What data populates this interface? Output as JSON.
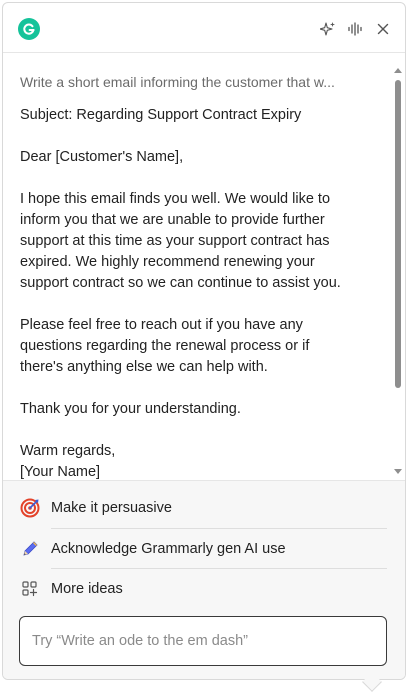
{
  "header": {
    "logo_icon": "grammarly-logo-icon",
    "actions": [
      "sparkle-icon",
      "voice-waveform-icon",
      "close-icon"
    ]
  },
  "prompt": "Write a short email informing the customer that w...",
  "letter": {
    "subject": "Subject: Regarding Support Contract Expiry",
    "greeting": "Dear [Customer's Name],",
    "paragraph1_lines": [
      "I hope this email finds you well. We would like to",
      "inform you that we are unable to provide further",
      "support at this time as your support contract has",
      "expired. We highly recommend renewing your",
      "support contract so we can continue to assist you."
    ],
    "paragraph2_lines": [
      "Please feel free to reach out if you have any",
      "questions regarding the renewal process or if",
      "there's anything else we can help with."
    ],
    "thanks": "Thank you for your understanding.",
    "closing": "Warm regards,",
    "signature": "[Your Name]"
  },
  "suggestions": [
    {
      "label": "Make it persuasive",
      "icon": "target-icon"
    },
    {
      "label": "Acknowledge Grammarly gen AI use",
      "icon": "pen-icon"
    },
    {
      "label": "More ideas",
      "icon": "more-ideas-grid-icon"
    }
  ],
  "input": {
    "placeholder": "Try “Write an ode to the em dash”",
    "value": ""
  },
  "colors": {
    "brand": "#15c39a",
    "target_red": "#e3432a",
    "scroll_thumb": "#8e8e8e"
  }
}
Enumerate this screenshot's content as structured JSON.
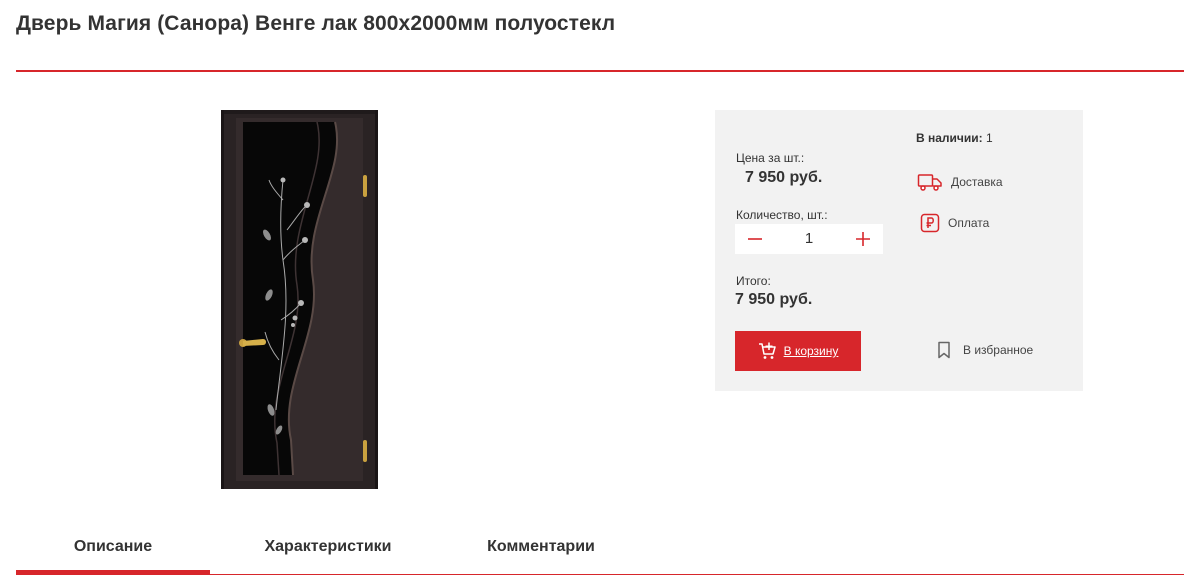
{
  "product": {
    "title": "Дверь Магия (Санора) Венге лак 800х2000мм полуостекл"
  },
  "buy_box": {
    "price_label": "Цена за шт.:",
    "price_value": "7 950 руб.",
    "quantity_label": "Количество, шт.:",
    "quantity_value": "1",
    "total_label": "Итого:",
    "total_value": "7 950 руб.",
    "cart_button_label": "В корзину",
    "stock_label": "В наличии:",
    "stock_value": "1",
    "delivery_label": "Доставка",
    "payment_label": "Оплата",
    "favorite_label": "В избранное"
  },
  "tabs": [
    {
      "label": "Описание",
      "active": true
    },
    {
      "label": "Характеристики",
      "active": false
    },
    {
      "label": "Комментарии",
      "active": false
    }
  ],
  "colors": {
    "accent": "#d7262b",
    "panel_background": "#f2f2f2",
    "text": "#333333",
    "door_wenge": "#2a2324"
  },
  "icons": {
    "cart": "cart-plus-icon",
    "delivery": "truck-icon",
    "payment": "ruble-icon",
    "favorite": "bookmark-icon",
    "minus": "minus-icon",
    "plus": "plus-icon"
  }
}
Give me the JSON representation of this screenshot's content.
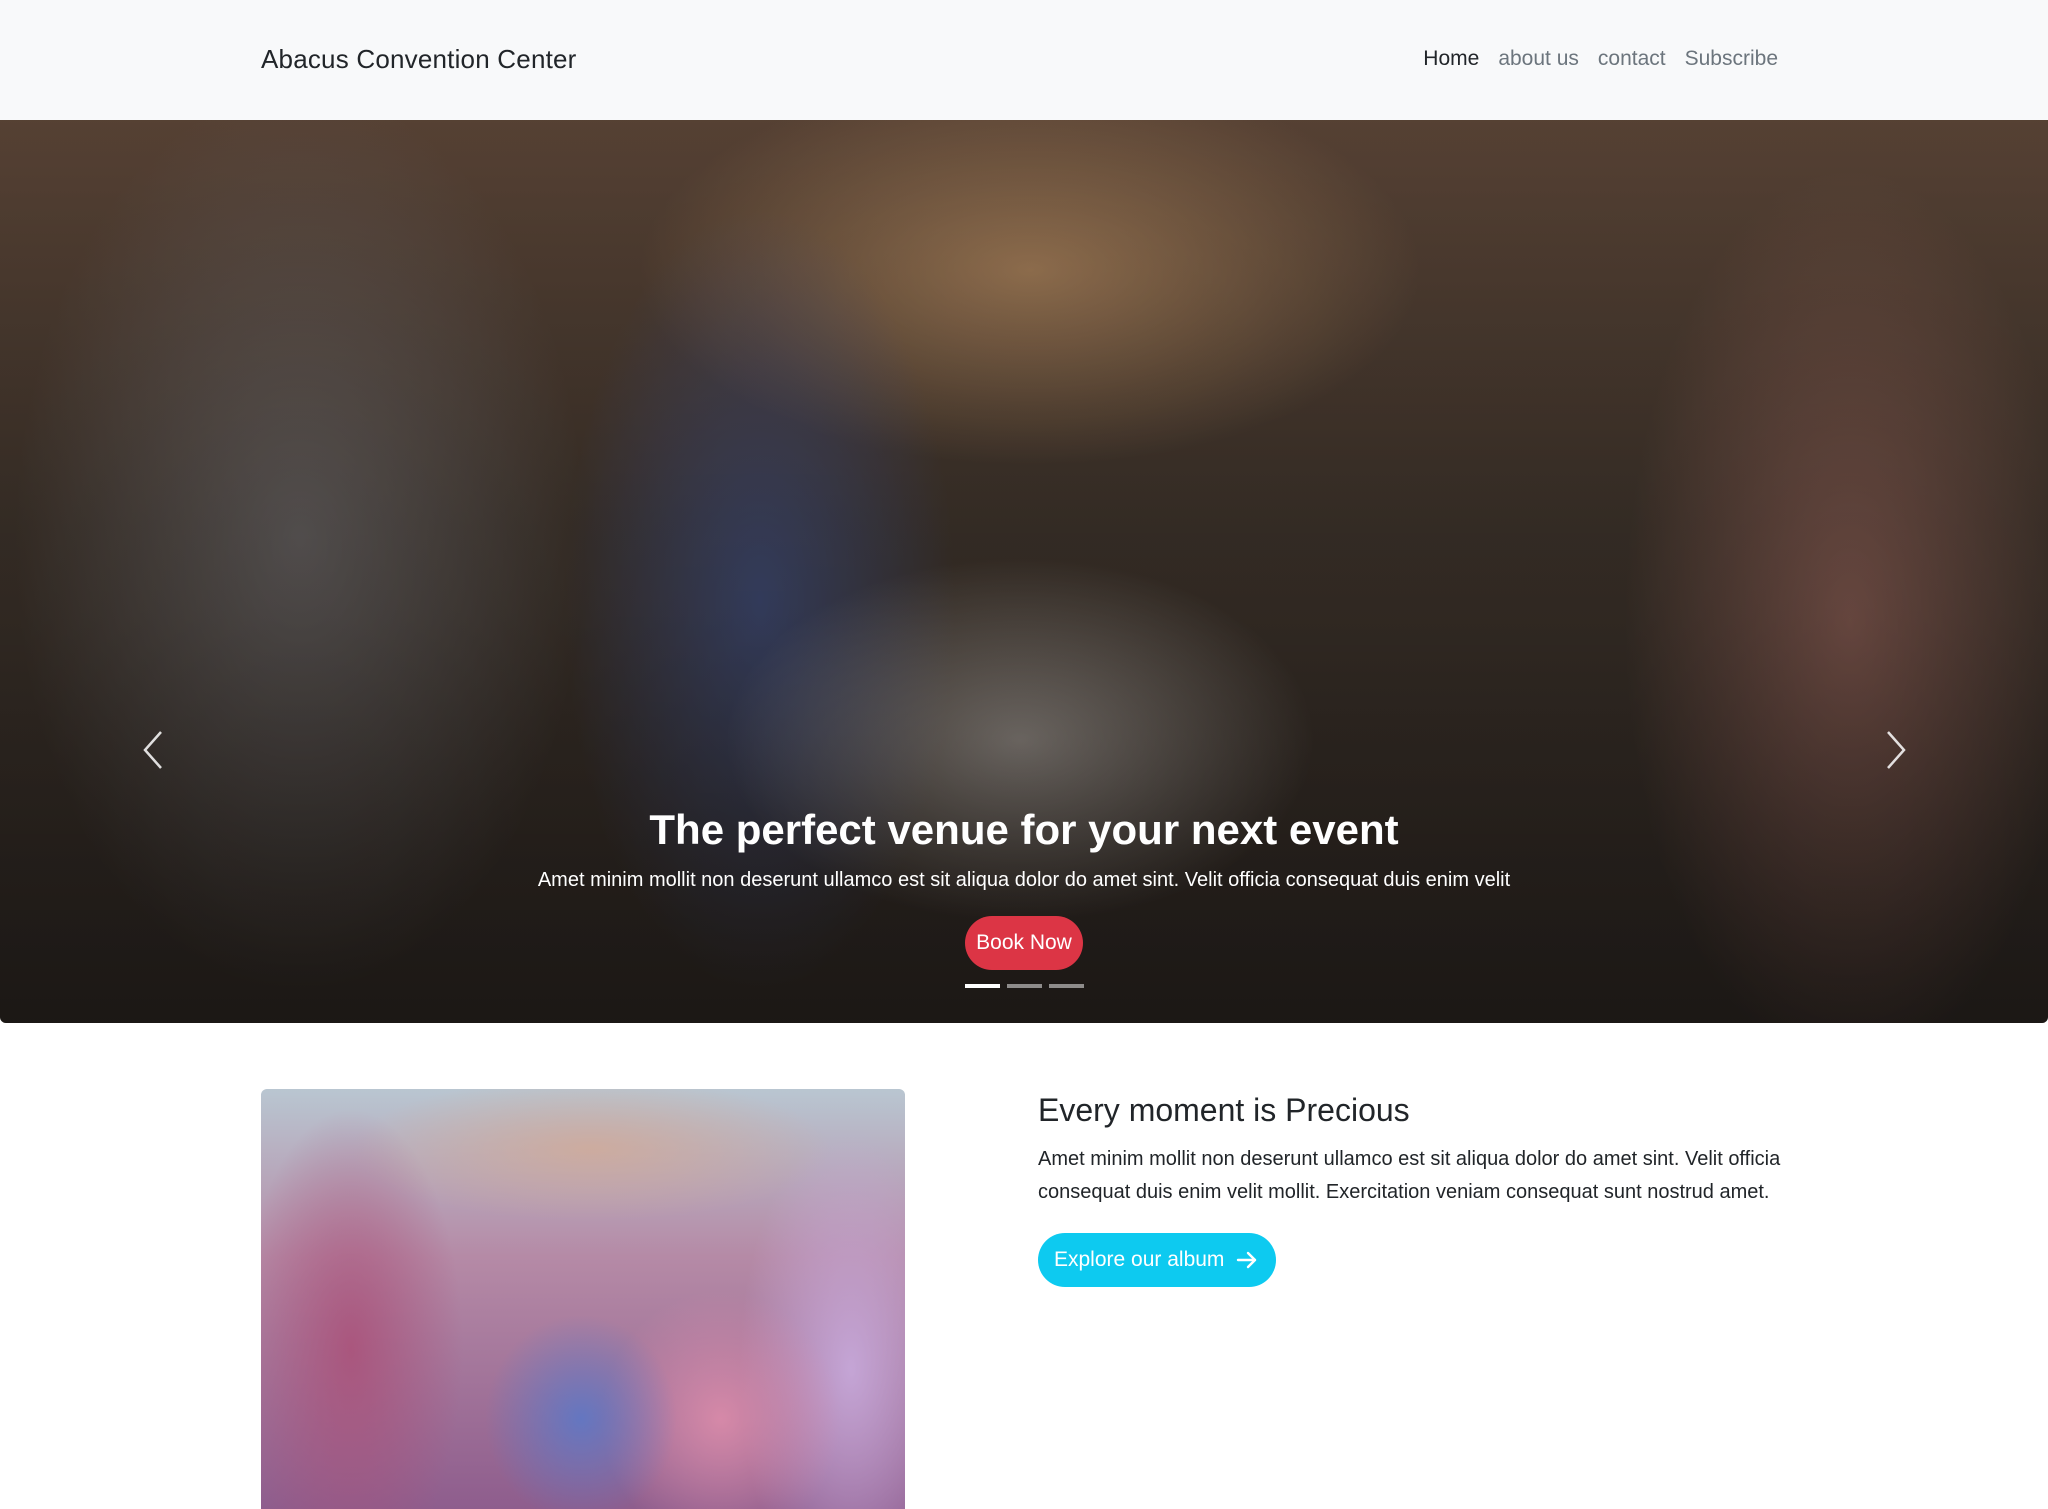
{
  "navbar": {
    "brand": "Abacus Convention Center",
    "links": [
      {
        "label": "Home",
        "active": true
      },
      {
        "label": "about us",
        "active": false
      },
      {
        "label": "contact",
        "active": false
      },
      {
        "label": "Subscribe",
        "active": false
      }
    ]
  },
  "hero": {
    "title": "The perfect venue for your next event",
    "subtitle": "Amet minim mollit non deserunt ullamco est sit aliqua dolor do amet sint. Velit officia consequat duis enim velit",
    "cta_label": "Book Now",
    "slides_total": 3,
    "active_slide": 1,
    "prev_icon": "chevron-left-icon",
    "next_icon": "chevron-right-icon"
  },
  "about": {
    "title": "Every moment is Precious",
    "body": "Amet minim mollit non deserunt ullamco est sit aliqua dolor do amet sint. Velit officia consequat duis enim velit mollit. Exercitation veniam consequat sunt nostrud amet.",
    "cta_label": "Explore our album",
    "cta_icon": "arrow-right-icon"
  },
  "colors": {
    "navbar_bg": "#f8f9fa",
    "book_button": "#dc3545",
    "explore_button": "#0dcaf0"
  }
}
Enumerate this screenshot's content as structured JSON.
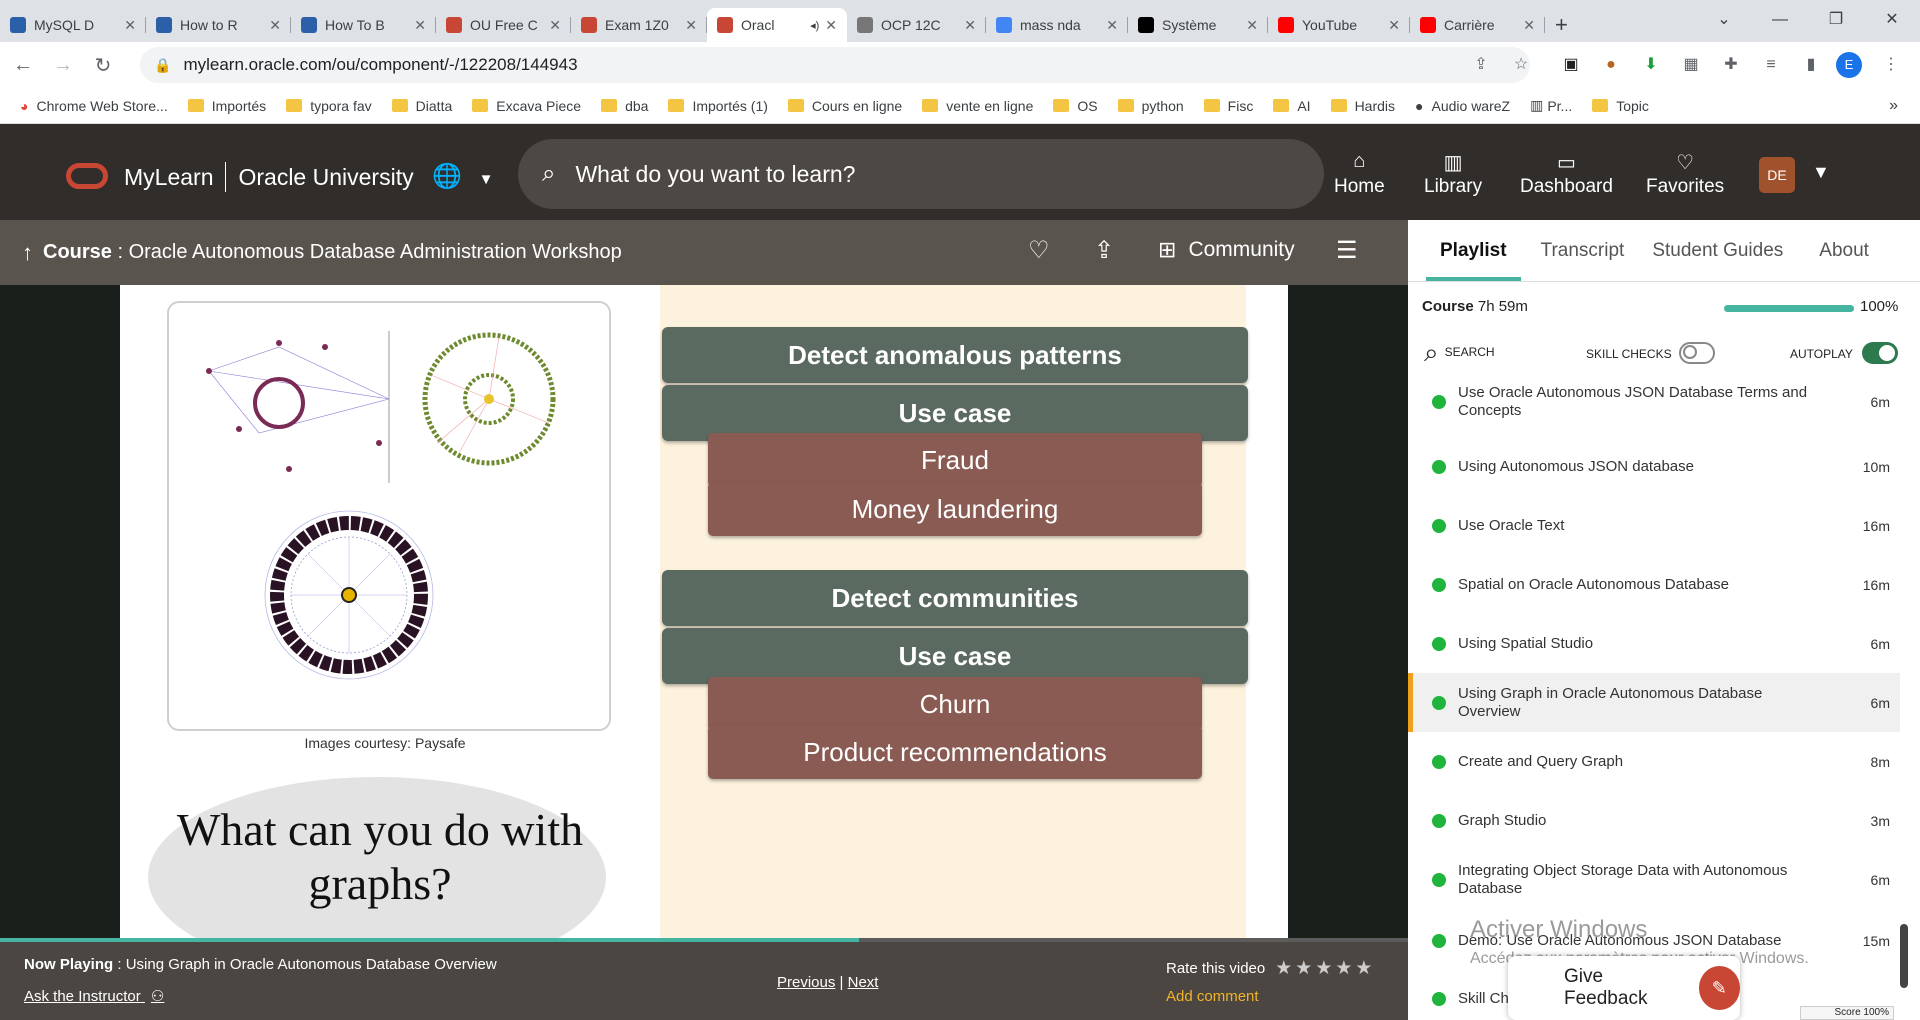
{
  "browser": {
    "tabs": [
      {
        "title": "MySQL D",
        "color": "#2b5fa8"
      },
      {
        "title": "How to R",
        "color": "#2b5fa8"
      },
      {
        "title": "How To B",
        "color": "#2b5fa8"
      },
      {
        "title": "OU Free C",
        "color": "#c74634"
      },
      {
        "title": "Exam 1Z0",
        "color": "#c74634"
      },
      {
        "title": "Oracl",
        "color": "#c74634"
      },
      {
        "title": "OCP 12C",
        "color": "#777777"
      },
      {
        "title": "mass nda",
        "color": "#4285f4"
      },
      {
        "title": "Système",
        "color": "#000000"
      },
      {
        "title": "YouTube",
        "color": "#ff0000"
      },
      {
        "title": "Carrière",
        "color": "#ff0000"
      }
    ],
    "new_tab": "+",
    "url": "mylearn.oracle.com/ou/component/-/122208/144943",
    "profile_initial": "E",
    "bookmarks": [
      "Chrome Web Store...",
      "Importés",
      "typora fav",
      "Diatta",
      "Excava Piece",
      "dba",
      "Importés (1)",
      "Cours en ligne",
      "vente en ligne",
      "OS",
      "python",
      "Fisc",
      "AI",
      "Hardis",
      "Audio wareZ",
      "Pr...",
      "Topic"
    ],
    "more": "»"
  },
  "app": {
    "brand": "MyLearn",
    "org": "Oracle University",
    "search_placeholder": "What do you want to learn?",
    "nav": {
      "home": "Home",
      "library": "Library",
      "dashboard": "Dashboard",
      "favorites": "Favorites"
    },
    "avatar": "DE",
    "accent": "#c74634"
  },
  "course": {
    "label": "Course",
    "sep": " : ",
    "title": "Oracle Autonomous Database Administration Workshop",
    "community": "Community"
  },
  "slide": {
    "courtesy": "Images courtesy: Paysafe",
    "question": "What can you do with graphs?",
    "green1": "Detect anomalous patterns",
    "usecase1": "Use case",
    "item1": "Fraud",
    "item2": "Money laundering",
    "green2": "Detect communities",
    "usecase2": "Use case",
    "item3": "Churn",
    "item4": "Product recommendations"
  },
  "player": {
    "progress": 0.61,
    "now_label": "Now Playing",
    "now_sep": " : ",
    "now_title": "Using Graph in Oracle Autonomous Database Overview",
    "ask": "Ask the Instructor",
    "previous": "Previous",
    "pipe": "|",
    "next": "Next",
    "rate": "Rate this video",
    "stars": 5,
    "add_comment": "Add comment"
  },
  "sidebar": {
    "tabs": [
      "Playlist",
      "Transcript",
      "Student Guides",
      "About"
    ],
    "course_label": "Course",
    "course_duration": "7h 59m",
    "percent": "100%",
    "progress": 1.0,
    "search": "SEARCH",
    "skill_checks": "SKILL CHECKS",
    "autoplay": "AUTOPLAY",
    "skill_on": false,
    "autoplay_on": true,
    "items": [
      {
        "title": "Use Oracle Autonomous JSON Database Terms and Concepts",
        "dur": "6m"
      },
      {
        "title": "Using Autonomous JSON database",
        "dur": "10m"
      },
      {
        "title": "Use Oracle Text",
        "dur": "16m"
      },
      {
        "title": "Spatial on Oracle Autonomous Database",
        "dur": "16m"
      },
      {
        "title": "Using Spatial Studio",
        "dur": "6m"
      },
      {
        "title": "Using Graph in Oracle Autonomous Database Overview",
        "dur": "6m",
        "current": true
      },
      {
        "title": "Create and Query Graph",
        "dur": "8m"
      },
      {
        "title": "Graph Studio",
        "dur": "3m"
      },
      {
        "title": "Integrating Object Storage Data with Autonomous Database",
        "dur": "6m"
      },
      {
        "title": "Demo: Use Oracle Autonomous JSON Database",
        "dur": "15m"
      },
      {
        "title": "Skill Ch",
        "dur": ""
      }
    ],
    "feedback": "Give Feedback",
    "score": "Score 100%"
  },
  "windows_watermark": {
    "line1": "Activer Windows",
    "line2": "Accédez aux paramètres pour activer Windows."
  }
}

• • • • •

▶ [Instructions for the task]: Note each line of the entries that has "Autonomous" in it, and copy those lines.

▶ [Exercise solution]:
    "title": "Oracle Autonomous Database Administration Workshop",
    "now_title": "Using Graph in Oracle Autonomous Database Overview",
        "title": "Use Oracle Autonomous JSON Database Terms and Concepts",
        "title": "Using Autonomous JSON database",
        "title": "Spatial on Oracle Autonomous Database",
        "title": "Using Graph in Oracle Autonomous Database Overview",
        "title": "Integrating Object Storage Data with Autonomous Database",
        "title": "Demo: Use Oracle Autonomous JSON Database",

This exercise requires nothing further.